Democrats are strongly favored to retain this seat, which has been held by only Democrats for the past four decades. The district stretches from downtown Portland through suburban Washington County and out to the coast in the northwestern corner of the state, and it includes high-tech companies such as Intel and the mammoth Nike sportswear headquarters.
But after an upset Republican win two months ago across the country in New York’s 9th district, Democrats are not taking Cornilles’ challenge lightly.
There is an effort among local and national Democrats to paint Cornilles as two-faced, running as more of a moderate than he did against Wu last year.
The state Democratic Party has launched a new website, TheRealRobCornilles.com; Rep. Earl Blumenauer (D-Ore.) is re-airing his TV ad from 1996 to highlight its striking similarity to one Cornilles has on the air; and the Democratic Congressional Campaign Committee attacked Cornilles for accepting campaign contributions from Republican leaders in Congress.
“Cornilles called himself ‘the original tea party candidate’ and would be just another vote for the extreme House Republican agenda that is out of step with Oregon,” DCCC spokeswoman Amber Moon said.
Cornilles said last month in an interview with Roll Call that he recognizes the partisan lean of the district, promises to be representative of it in Congress and sees this election as a “do-over” for the district after re-electing a party-line voter.
“If people expect me to be the Republican version of David Wu, they’re going to be disappointed,” he said last month. “I am promising to be independent and do what I think is right for my district.”
Cornilles and Bonamici proved to be strong fundraisers in the primary. Unless polling indicates Cornilles has a chance of winning, neither national party is expected to invest significant money here.

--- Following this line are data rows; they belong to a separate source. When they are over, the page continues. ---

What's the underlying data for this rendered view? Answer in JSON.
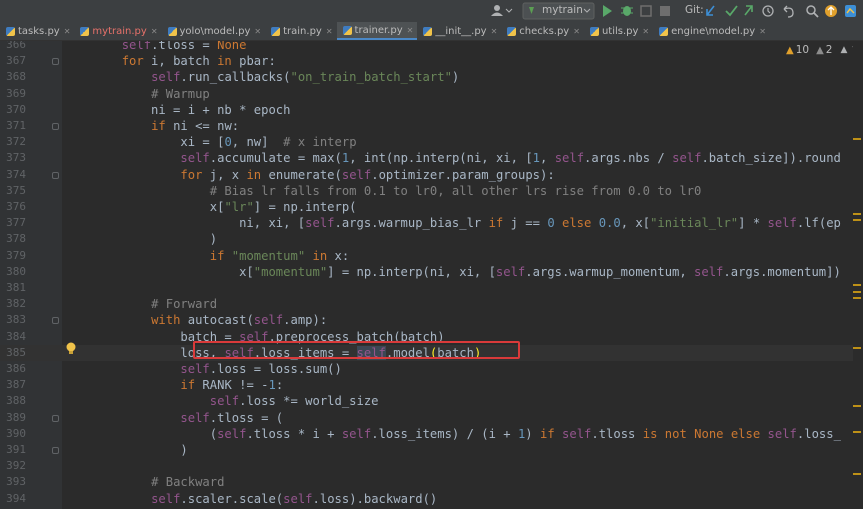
{
  "toolbar": {
    "run_config": "mytrain",
    "git_label": "Git:"
  },
  "tabs": [
    {
      "name": "tasks.py",
      "modified": false,
      "active": false
    },
    {
      "name": "mytrain.py",
      "modified": true,
      "active": false
    },
    {
      "name": "yolo\\model.py",
      "modified": false,
      "active": false
    },
    {
      "name": "train.py",
      "modified": false,
      "active": false
    },
    {
      "name": "trainer.py",
      "modified": false,
      "active": true
    },
    {
      "name": "__init__.py",
      "modified": false,
      "active": false
    },
    {
      "name": "checks.py",
      "modified": false,
      "active": false
    },
    {
      "name": "utils.py",
      "modified": false,
      "active": false
    },
    {
      "name": "engine\\model.py",
      "modified": false,
      "active": false
    }
  ],
  "inspections": {
    "warnings": "10",
    "weak_warnings": "2"
  },
  "editor": {
    "current_line": 385,
    "lines": [
      {
        "n": "366",
        "code": "        self.tloss = None"
      },
      {
        "n": "367",
        "code": "        for i, batch in pbar:"
      },
      {
        "n": "368",
        "code": "            self.run_callbacks(\"on_train_batch_start\")"
      },
      {
        "n": "369",
        "code": "            # Warmup"
      },
      {
        "n": "370",
        "code": "            ni = i + nb * epoch"
      },
      {
        "n": "371",
        "code": "            if ni <= nw:"
      },
      {
        "n": "372",
        "code": "                xi = [0, nw]  # x interp"
      },
      {
        "n": "373",
        "code": "                self.accumulate = max(1, int(np.interp(ni, xi, [1, self.args.nbs / self.batch_size]).round"
      },
      {
        "n": "374",
        "code": "                for j, x in enumerate(self.optimizer.param_groups):"
      },
      {
        "n": "375",
        "code": "                    # Bias lr falls from 0.1 to lr0, all other lrs rise from 0.0 to lr0"
      },
      {
        "n": "376",
        "code": "                    x[\"lr\"] = np.interp("
      },
      {
        "n": "377",
        "code": "                        ni, xi, [self.args.warmup_bias_lr if j == 0 else 0.0, x[\"initial_lr\"] * self.lf(ep"
      },
      {
        "n": "378",
        "code": "                    )"
      },
      {
        "n": "379",
        "code": "                    if \"momentum\" in x:"
      },
      {
        "n": "380",
        "code": "                        x[\"momentum\"] = np.interp(ni, xi, [self.args.warmup_momentum, self.args.momentum])"
      },
      {
        "n": "381",
        "code": ""
      },
      {
        "n": "382",
        "code": "            # Forward"
      },
      {
        "n": "383",
        "code": "            with autocast(self.amp):"
      },
      {
        "n": "384",
        "code": "                batch = self.preprocess_batch(batch)"
      },
      {
        "n": "385",
        "code": "                loss, self.loss_items = self.model(batch)"
      },
      {
        "n": "386",
        "code": "                self.loss = loss.sum()"
      },
      {
        "n": "387",
        "code": "                if RANK != -1:"
      },
      {
        "n": "388",
        "code": "                    self.loss *= world_size"
      },
      {
        "n": "389",
        "code": "                self.tloss = ("
      },
      {
        "n": "390",
        "code": "                    (self.tloss * i + self.loss_items) / (i + 1) if self.tloss is not None else self.loss_"
      },
      {
        "n": "391",
        "code": "                )"
      },
      {
        "n": "392",
        "code": ""
      },
      {
        "n": "393",
        "code": "            # Backward"
      },
      {
        "n": "394",
        "code": "            self.scaler.scale(self.loss).backward()"
      }
    ]
  },
  "colors": {
    "background": "#2b2b2b",
    "keyword": "#cc7832",
    "self": "#94558d",
    "string": "#6a8759",
    "number": "#6897bb",
    "comment": "#808080",
    "annotation_box": "#d93a3a"
  },
  "icons": [
    "user-icon",
    "run-icon",
    "debug-icon",
    "coverage-icon",
    "stop-icon",
    "git-update-icon",
    "git-commit-icon",
    "git-push-icon",
    "history-icon",
    "rollback-icon",
    "search-icon",
    "update-icon",
    "plugin-icon",
    "warning-icon",
    "bulb-icon"
  ]
}
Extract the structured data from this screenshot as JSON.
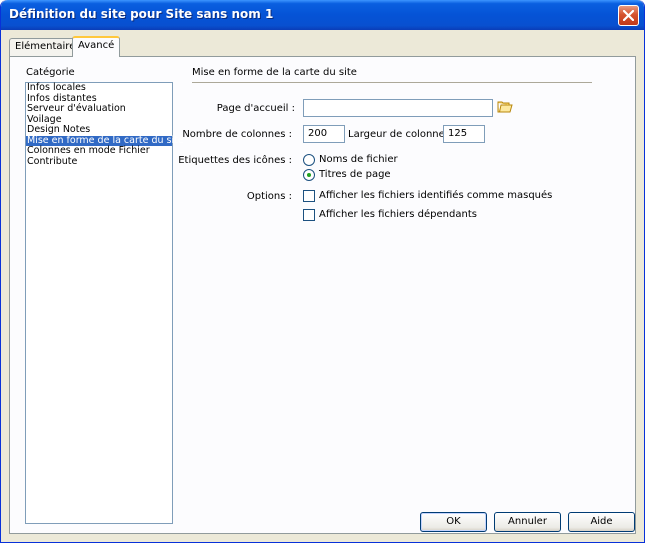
{
  "window": {
    "title": "Définition du site pour Site sans nom 1"
  },
  "tabs": [
    {
      "label": "Elémentaire"
    },
    {
      "label": "Avancé"
    }
  ],
  "category": {
    "label": "Catégorie",
    "items": [
      "Infos locales",
      "Infos distantes",
      "Serveur d'évaluation",
      "Voilage",
      "Design Notes",
      "Mise en forme de la carte du site",
      "Colonnes en mode Fichier",
      "Contribute"
    ],
    "selected": "Mise en forme de la carte du site"
  },
  "section": {
    "title": "Mise en forme de la carte du site"
  },
  "form": {
    "home_page_label": "Page d'accueil :",
    "home_page_value": "",
    "columns_label": "Nombre de colonnes :",
    "columns_value": "200",
    "column_width_label": "Largeur de colonne :",
    "column_width_value": "125",
    "icon_labels_label": "Etiquettes des icônes :",
    "radio_filenames": "Noms de fichier",
    "radio_titles": "Titres de page",
    "radio_selected": "Titres de page",
    "options_label": "Options :",
    "check_hidden": "Afficher les fichiers identifiés comme masqués",
    "check_dependent": "Afficher les fichiers dépendants"
  },
  "buttons": {
    "ok": "OK",
    "cancel": "Annuler",
    "help": "Aide"
  },
  "colors": {
    "titlebar": "#0553d6",
    "selection": "#316ac5",
    "tab_highlight": "#ffc83c"
  }
}
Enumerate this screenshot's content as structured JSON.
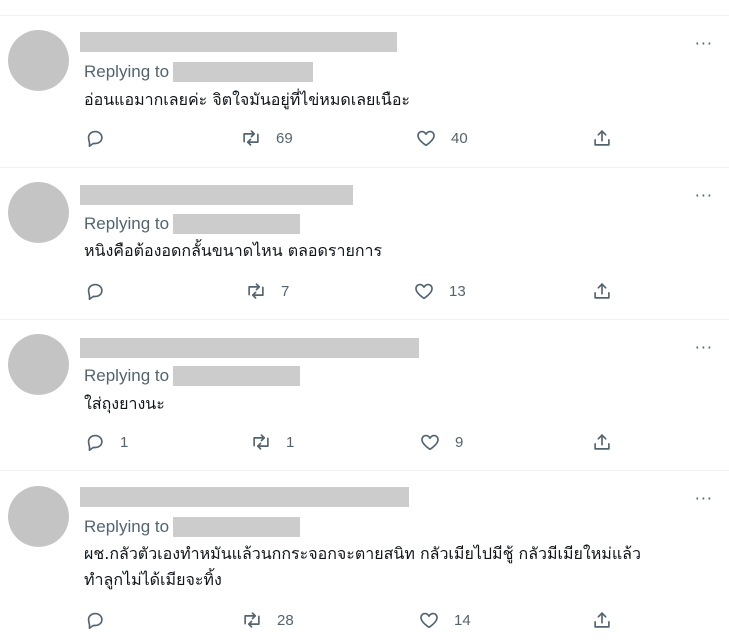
{
  "colors": {
    "text": "#0f1419",
    "secondary": "#536471",
    "divider": "#eff3f4",
    "placeholder": "#cccccc"
  },
  "icons": {
    "reply": "reply-icon",
    "retweet": "retweet-icon",
    "like": "heart-icon",
    "share": "share-icon",
    "more": "more-icon"
  },
  "tweets": [
    {
      "replying_label": "Replying to",
      "text": "อ่อนแอมากเลยค่ะ จิตใจมันอยู่ที่ไข่หมดเลยเนือะ",
      "replies": "",
      "retweets": "69",
      "likes": "40",
      "more": "···"
    },
    {
      "replying_label": "Replying to",
      "text": "หนิงคือต้องอดกลั้นขนาดไหน ตลอดรายการ",
      "replies": "",
      "retweets": "7",
      "likes": "13",
      "more": "···"
    },
    {
      "replying_label": "Replying to",
      "text": "ใส่ถุงยางนะ",
      "replies": "1",
      "retweets": "1",
      "likes": "9",
      "more": "···"
    },
    {
      "replying_label": "Replying to",
      "text": "ผช.กลัวตัวเองทำหมันแล้วนกกระจอกจะตายสนิท กลัวเมียไปมีชู้ กลัวมีเมียใหม่แล้ว",
      "text_line2": "ทำลูกไม่ได้เมียจะทิ้ง",
      "replies": "",
      "retweets": "28",
      "likes": "14",
      "more": "···"
    }
  ]
}
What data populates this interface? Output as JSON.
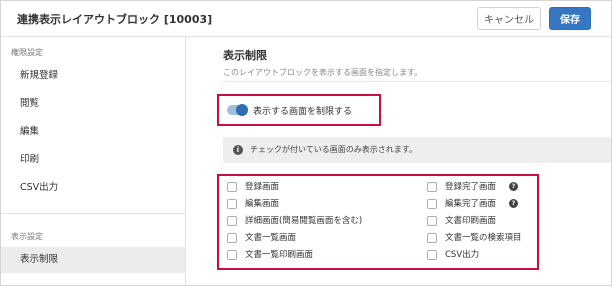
{
  "header": {
    "title": "連携表示レイアウトブロック [10003]",
    "cancel_label": "キャンセル",
    "save_label": "保存"
  },
  "sidebar": {
    "sections": [
      {
        "label": "権限設定",
        "items": [
          {
            "label": "新規登録"
          },
          {
            "label": "閲覧"
          },
          {
            "label": "編集"
          },
          {
            "label": "印刷"
          },
          {
            "label": "CSV出力"
          }
        ]
      },
      {
        "label": "表示設定",
        "items": [
          {
            "label": "表示制限",
            "active": true
          }
        ]
      }
    ]
  },
  "main": {
    "section_title": "表示制限",
    "section_description": "このレイアウトブロックを表示する画面を指定します。",
    "toggle": {
      "label": "表示する画面を制限する",
      "on": true
    },
    "info_message": "チェックが付いている画面のみ表示されます。",
    "left_checkboxes": [
      {
        "label": "登録画面",
        "checked": false
      },
      {
        "label": "編集画面",
        "checked": false
      },
      {
        "label": "詳細画面(簡易閲覧画面を含む)",
        "checked": false
      },
      {
        "label": "文書一覧画面",
        "checked": false
      },
      {
        "label": "文書一覧印刷画面",
        "checked": false
      }
    ],
    "right_checkboxes": [
      {
        "label": "登録完了画面",
        "checked": false,
        "help": true
      },
      {
        "label": "編集完了画面",
        "checked": false,
        "help": true
      },
      {
        "label": "文書印刷画面",
        "checked": false
      },
      {
        "label": "文書一覧の検索項目",
        "checked": false
      },
      {
        "label": "CSV出力",
        "checked": false
      }
    ]
  },
  "colors": {
    "primary": "#3577c3",
    "highlight": "#c8103e",
    "sidebar_active": "#ececec"
  }
}
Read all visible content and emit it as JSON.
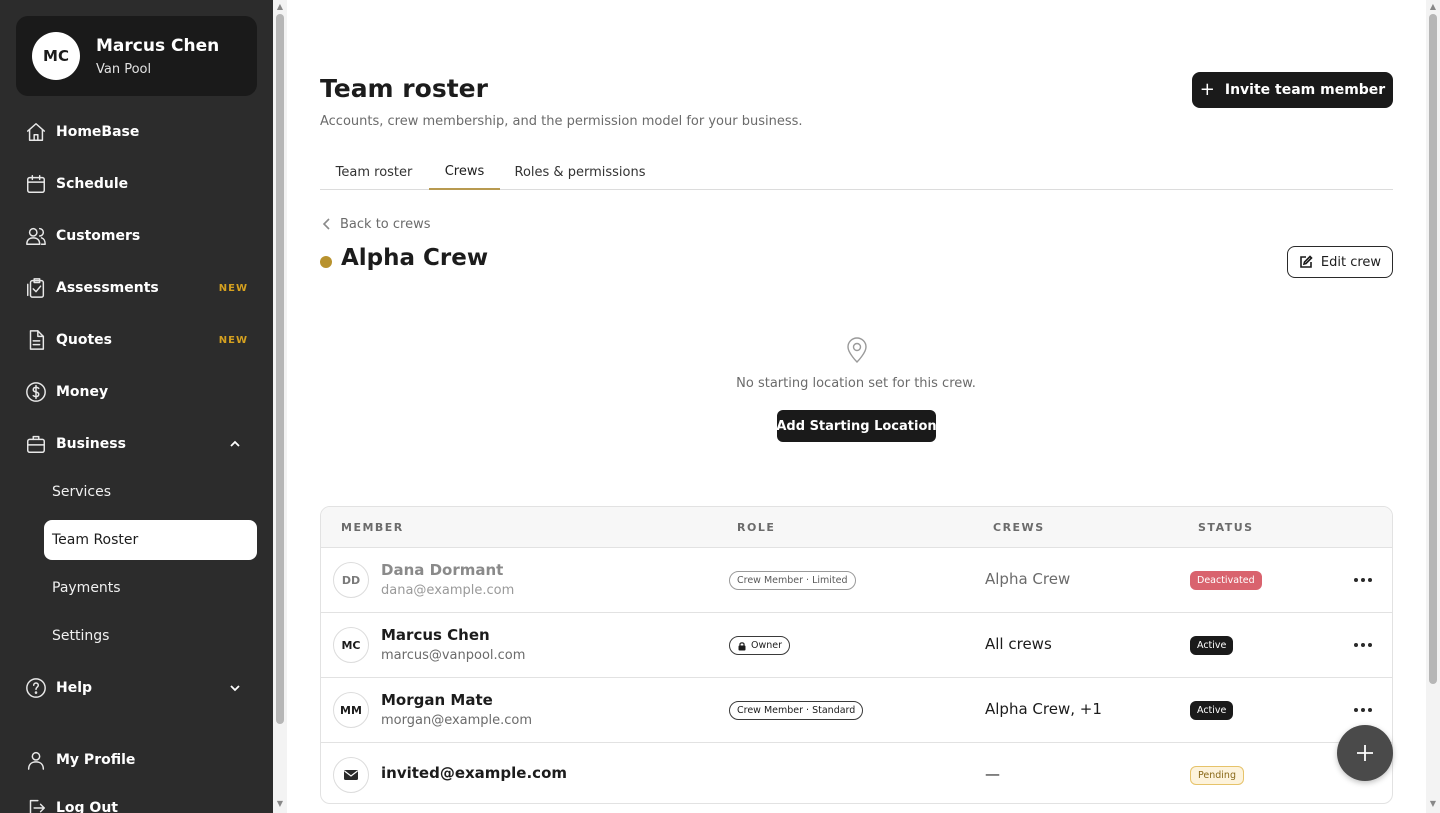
{
  "profile": {
    "initials": "MC",
    "name": "Marcus Chen",
    "org": "Van Pool"
  },
  "nav": {
    "home": "HomeBase",
    "schedule": "Schedule",
    "customers": "Customers",
    "assessments": "Assessments",
    "assessments_badge": "NEW",
    "quotes": "Quotes",
    "quotes_badge": "NEW",
    "money": "Money",
    "business": "Business",
    "business_sub": [
      "Services",
      "Team Roster",
      "Payments",
      "Settings"
    ],
    "help": "Help",
    "my_profile": "My Profile",
    "log_out": "Log Out"
  },
  "header": {
    "title": "Team roster",
    "subtitle": "Accounts, crew membership, and the permission model for your business.",
    "invite_label": "Invite team member"
  },
  "tabs": [
    "Team roster",
    "Crews",
    "Roles & permissions"
  ],
  "active_tab": "Crews",
  "crew": {
    "back_label": "Back to crews",
    "name": "Alpha Crew",
    "color": "#b8922e",
    "edit_label": "Edit crew",
    "empty_text": "No starting location set for this crew.",
    "add_location_label": "Add Starting Location"
  },
  "table": {
    "headers": {
      "member": "MEMBER",
      "role": "ROLE",
      "crews": "CREWS",
      "status": "STATUS"
    },
    "rows": [
      {
        "initials": "DD",
        "name": "Dana Dormant",
        "email": "dana@example.com",
        "role": "Crew Member · Limited",
        "crews": "Alpha Crew",
        "status": "Deactivated"
      },
      {
        "initials": "MC",
        "name": "Marcus Chen",
        "email": "marcus@vanpool.com",
        "role": "Owner",
        "crews": "All crews",
        "status": "Active"
      },
      {
        "initials": "MM",
        "name": "Morgan Mate",
        "email": "morgan@example.com",
        "role": "Crew Member · Standard",
        "crews": "Alpha Crew, +1",
        "status": "Active"
      },
      {
        "initials": "",
        "name": "invited@example.com",
        "email": "",
        "role": "",
        "crews": "—",
        "status": "Pending"
      }
    ]
  },
  "colors": {
    "sidebar_bg": "#2c2c2c",
    "accent_gold": "#d4a020",
    "deactivated": "#d9636e",
    "primary_btn": "#1a1a1a"
  }
}
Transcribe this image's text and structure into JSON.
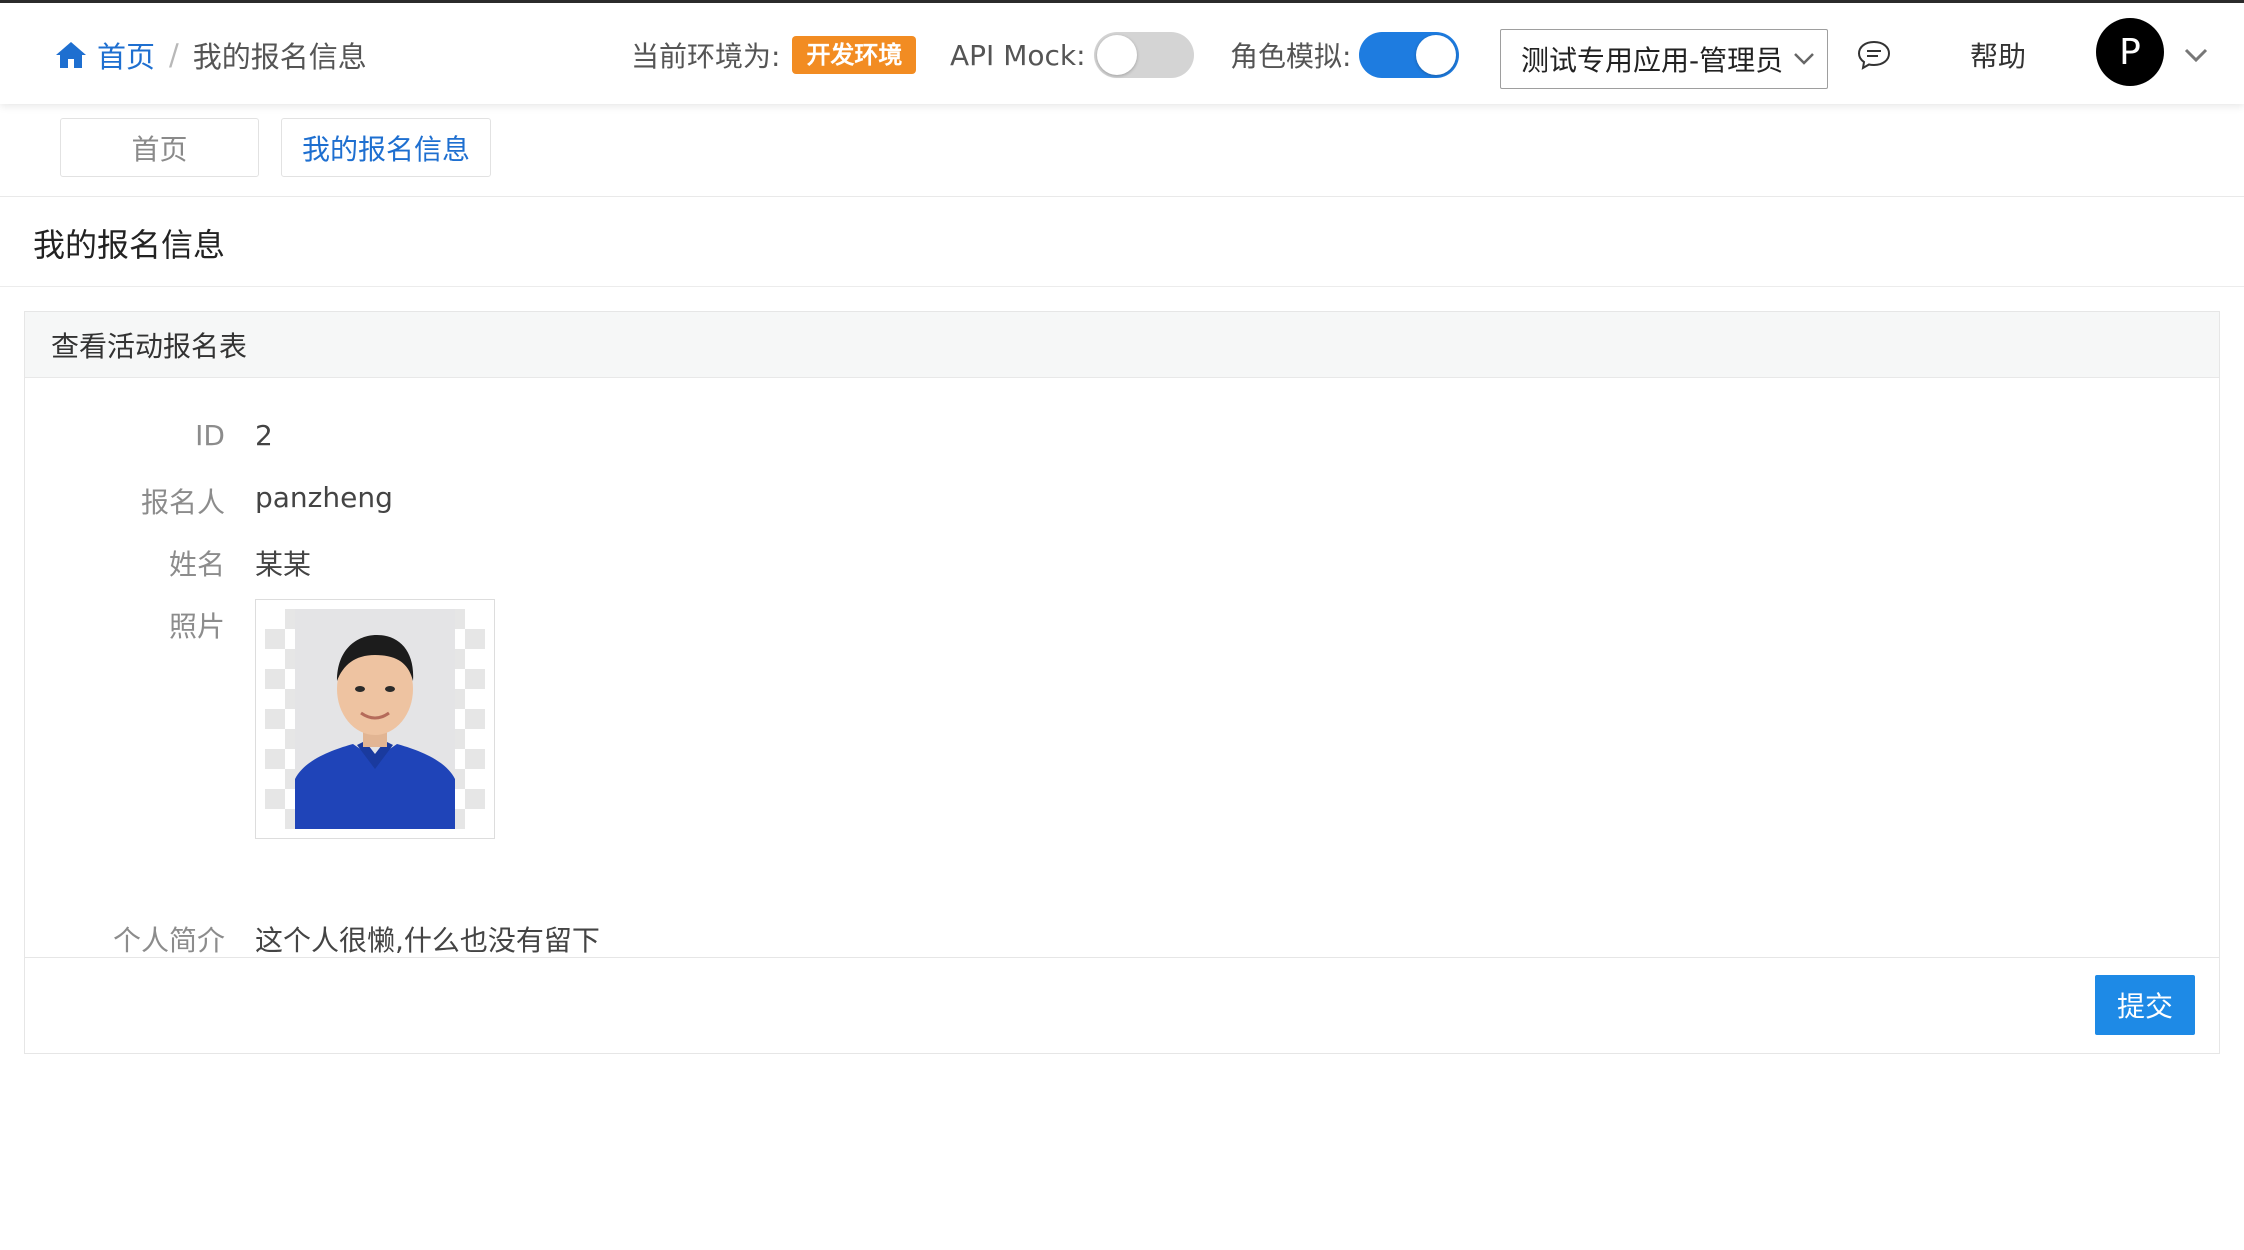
{
  "header": {
    "breadcrumb": {
      "home": "首页",
      "separator": "/",
      "current": "我的报名信息"
    },
    "env_label": "当前环境为:",
    "env_badge": "开发环境",
    "api_mock_label": "API Mock:",
    "api_mock_on": false,
    "role_label": "角色模拟:",
    "role_on": true,
    "app_select": "测试专用应用-管理员",
    "help": "帮助",
    "avatar_letter": "P"
  },
  "tabs": [
    {
      "label": "首页",
      "active": false
    },
    {
      "label": "我的报名信息",
      "active": true
    }
  ],
  "page_title": "我的报名信息",
  "panel": {
    "heading": "查看活动报名表",
    "fields": {
      "id": {
        "label": "ID",
        "value": "2"
      },
      "applicant": {
        "label": "报名人",
        "value": "panzheng"
      },
      "name": {
        "label": "姓名",
        "value": "某某"
      },
      "photo": {
        "label": "照片"
      },
      "bio": {
        "label": "个人简介",
        "value": "这个人很懒,什么也没有留下"
      }
    },
    "submit": "提交"
  },
  "colors": {
    "accent": "#1e6fd0",
    "badge": "#f28c22",
    "button": "#1e8ae6"
  }
}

Timing is an issue going forward. The nominees will begin the campaign for the Jan. 31 special at the start of the holiday season, when most voters aren’t paying attention to politics — especially Congressional campaigns.
One Democratic insider noted that most voters won’t tune in until the new year, resulting in an abbreviated campaign.
At that point, the race will be overshadowed nationally by the opening month of the Republican presidential nominating process, and the election falls on the same day as the pivotal Florida primary.
On January 3, Sen. Kirsten Gillibrand, D-N.Y., raises her right hand as her son Henry messes up her hair while Vice President Joseph R. Biden Jr., delivers the ceremonial swearing-in in the Old Senate Chamber. Gillibrand's other son Theodore, lower right, looks on.
Each year since 1990, CQ Roll Call has reviewed the financial disclosures of all 541 senators, representatives and delegates to determine the 50 richest members of Congress. This year's report, derived from forms covering the calendar year 2012, shows it took a net worth of $6.67 million to crack the exclusive club.